Q: Well there are also some fairly explicit sex scenes you have.
Clarkson: Those weren’t – Craig sets the right tone for those. It was a very easy set. I know Craig well, and I know Campbell. They weren’t as difficult. But you have to ask Peter and Campbell about their sex scene, how it was shooting that. I think they had great fun; I think they were laughing with each other.
But the whole tone, with those sex scenes, was Craig. Craig would sit on the bed with us and we’d be laughing and lying there naked.
Q: Was Craig naked as well? I know some directors do that.
Clarkson: No, he wasn’t! He asked if we wanted him to be naked and I said please no. Directors become very paternal to me. I just have this thing – I have never slept with a director I’ve worked with.
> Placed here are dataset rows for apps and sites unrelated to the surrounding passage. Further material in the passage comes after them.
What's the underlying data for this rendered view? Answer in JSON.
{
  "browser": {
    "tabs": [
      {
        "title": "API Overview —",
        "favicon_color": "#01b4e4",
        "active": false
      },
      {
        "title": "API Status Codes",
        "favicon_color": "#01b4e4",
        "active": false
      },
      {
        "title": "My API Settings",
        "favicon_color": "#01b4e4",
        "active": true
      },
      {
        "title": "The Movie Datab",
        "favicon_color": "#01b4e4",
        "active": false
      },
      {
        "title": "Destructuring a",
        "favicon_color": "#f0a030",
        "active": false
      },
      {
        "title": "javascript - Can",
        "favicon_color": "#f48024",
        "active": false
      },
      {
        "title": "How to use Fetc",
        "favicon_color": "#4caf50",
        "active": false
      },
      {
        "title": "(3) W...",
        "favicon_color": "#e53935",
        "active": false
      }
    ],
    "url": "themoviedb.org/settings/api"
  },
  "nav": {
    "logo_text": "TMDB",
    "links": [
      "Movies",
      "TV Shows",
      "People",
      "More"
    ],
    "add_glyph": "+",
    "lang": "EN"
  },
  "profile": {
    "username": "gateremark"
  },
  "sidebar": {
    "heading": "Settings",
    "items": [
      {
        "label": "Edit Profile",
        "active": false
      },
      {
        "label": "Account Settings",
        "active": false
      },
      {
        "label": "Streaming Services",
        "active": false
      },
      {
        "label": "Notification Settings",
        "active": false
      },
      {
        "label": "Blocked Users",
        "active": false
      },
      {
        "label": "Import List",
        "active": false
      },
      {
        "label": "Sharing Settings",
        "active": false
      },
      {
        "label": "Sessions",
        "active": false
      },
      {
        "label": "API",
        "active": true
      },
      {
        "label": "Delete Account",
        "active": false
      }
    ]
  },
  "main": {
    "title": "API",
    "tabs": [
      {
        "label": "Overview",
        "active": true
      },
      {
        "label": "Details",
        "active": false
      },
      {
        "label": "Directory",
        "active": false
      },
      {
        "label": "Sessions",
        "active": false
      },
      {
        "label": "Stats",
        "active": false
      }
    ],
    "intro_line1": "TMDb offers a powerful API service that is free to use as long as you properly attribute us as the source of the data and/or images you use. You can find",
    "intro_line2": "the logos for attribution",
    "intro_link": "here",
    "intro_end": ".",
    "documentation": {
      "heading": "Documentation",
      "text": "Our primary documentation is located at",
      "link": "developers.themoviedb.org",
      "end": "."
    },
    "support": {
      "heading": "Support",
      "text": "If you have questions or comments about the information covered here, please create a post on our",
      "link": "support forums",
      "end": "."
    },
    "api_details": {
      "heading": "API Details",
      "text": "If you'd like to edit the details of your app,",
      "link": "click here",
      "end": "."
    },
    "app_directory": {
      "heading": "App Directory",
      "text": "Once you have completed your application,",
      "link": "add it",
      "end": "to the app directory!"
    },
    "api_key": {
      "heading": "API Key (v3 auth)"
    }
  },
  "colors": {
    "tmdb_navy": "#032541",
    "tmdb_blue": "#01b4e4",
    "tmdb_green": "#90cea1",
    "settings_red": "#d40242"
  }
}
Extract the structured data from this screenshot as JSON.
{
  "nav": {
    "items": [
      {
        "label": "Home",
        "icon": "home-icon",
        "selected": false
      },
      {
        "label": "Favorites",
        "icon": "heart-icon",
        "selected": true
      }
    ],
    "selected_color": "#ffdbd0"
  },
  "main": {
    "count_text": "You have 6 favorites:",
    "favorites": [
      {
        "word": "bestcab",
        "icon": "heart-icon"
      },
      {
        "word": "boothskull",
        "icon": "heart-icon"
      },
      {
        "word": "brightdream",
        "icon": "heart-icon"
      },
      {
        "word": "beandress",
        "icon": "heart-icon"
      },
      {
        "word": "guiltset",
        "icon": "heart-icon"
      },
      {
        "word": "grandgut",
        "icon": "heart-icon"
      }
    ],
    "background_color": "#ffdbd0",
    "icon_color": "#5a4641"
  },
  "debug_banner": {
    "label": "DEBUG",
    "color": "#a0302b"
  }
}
They become paternal figures to me, or maternal figures. So yeah, I didn’t want Craig naked.
Q: This was Craig’s first time out as a director. What was it like to work with him? Did you help him out?
Clarkson: Of course I helped him at times. Campbell helped him, as did Peter. We helped him here and there. But he knew a lot about screenplays. He had a great DP in Bobby Bukowski. We had no money and no time, and this film looks beautiful.
So he had help here and there, but Craig knew exactly what he wanted. He was very specific about the tone, the take – sometimes he might make a different decision on where to keep the camera, but the thrust of the scene he always knew what he wanted.
We would help here and there and he would be open – great directors always are. It’s always in motion, it’s always shifting.
Q: Was he nervous?
Clarkson: Maybe a touch for the first day or two. It was very sweet, actually.
We got together the night before we started shooting in Malibu in this house where he and a bunch of people from the production were living and we did a read through. It’s interesting that you bring it up, because I think he was a little nervous. [laughs]
Q: This fall you’re in three films that have the scent of Oscar about them. Is that something you think about at all?
Clarkson: All the King’s Men I know is a big studio film, yes. But Good Night, And Good Luck – look, I hope that has a chance. David Strathairn and George and Grant Heslov are fantastic. But this film – no! I wasn’t thinking of gold.
I actually think it’s interesting that I have these two political films and in the midst this thriller.
Q: Is there anything coming up for you?
Clarkson: I’m doing this film called Learning to Drive with Naveen Andrews. Yummy. Just gorgeous and talented. They’re all I work with – Campbell Scott, Peter Sarsgaard, George Clooney. They have to be gorgeous and elegant or I don’t show up!
The movie is based on a New Yorker short story. It’s about a middle aged woman whose husband walks out on her. She’s a New York Times book critic and she doesn’t know how to drive. And she learns how to drive. In a nutshell. Maybe a few other things, too.